Check out the Twitter stream for information and fun stuff during the day, or click here for past announcements.

Slow Dancing in a Burning Room

“The room is on fire and she’s fixing her hair.”

Life is not perfect — we all know this. But when that storm hits, man oh freaking man, does it hit where it hurts the most. We can tell ourselves, “Psh yeah, life is hard. Life is not perfect,” all day every day. The truth is, IT SUCKS and NO, I DON’T KNOW HOW TO DEAL WITH IT.

All my life I thought I had to have life figured out. When one slight thing went wrong, I would have a complete meltdown. Maybe I’m just a Type A kind of gal, but come on, who doesn’t want a perfect life? So that’s what I aimed for. A 100% perfect life. HA HA HA. I was young and naive. Life was easy back then. The worst thing to happen to me was probably not being invited to the Sweet 16 party of the year. (Okay, completely kidding but you get the idea.)

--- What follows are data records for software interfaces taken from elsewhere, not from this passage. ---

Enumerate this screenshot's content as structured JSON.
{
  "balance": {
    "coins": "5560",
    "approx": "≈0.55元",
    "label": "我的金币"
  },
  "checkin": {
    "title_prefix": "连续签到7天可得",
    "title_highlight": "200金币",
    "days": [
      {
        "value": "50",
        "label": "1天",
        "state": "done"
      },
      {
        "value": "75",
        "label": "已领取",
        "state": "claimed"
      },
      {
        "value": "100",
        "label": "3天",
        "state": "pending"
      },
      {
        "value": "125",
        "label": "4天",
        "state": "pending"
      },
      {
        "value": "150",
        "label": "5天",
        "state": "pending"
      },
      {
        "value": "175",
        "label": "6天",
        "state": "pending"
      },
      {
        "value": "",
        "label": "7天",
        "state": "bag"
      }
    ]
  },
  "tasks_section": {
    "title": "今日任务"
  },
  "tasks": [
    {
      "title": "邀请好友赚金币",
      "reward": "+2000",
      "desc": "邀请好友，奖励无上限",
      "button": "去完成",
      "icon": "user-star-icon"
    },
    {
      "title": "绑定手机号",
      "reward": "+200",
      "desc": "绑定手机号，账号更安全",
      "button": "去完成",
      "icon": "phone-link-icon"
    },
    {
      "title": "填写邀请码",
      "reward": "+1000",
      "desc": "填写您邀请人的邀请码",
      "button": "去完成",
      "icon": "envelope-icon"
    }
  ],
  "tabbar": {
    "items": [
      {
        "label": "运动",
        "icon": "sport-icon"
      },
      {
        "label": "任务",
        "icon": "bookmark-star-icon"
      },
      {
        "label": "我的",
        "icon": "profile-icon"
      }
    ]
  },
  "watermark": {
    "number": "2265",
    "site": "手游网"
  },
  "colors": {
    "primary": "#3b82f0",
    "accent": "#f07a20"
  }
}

Reality struck hard in college. As I got older, life got harder. I was struggling in school. I worked shitty jobs. I was fighting a mental illness. I lost too many loved ones. And so. much. more. At first, I didn’t know what to do. I was on my own and I had to cope with situations by myself. It was rough, I’m not gonna lie. No one can prepare you for the real world.

What I learned from these obstacles? I’ve been through it all and I’m ready for the worst. Bad things happen. No one’s life is perfect. It’s hard, it sucks, it’s unfair, but that’s life sometimes. I’m not here to sugar coat anything.

The room may be on fire, but baby, I don’t care. I’ll continue to dance and fix my hair. Bring it on.

Tasting – White Zinfandel

Name: White Zinfandel

Variety: 100% White Zinfandel

Region: Oklahoma

Country: United States

Year: NV

Price: $12.95

Winery Description: Our all American, semi-sweet blush crowd pleaser

My Review: I really like this wine. It’s a blush wine with a really pretty golden-pink color. It smells like apples and caramel, and something else that I can’t quite name. It had a complicated taste – I had to get help to figure it all out. At first sip it’s very fruity like you would expect: apples, strawberry, and a hint of peach. But there was another taste that I had to enlist a friend to help me identify. It was a bit earthy and a bit spicy. We figured it was a spice and had to smell a couple from his kitchen to get there, but it turned out to be cinnamon! Very tasty!

 

I drank this wine initially on its own, and then tried it again while eating a pork dish. It was nice by itself but the savory food really brought out the sweetness of the wine. I think that this is a really good dinner wine, depending on what you’re eating.

Beginner’s Guide to Essential Oils

Ok, Ok, I know.

You’re tired of hearing about essential oils. Everybody and their dog seems to be jumping on the essential oils bandwagon, and you’re just not sure if their all they’re all they are cracked up to be. I get you. BUT before you roll your eyes or click out of this post, read on a little bit. I really want to convey to you just how beneficial integrating essential oils into your lifestyle can be. I have been using them for years to help regulate my autoimmune disease, and I honestly could not live without them. So please, keep an open mind, and read on to find out why everybody (including myself) is so obsessed with them, and how you can start incorporating them to improve your overall health and well-being.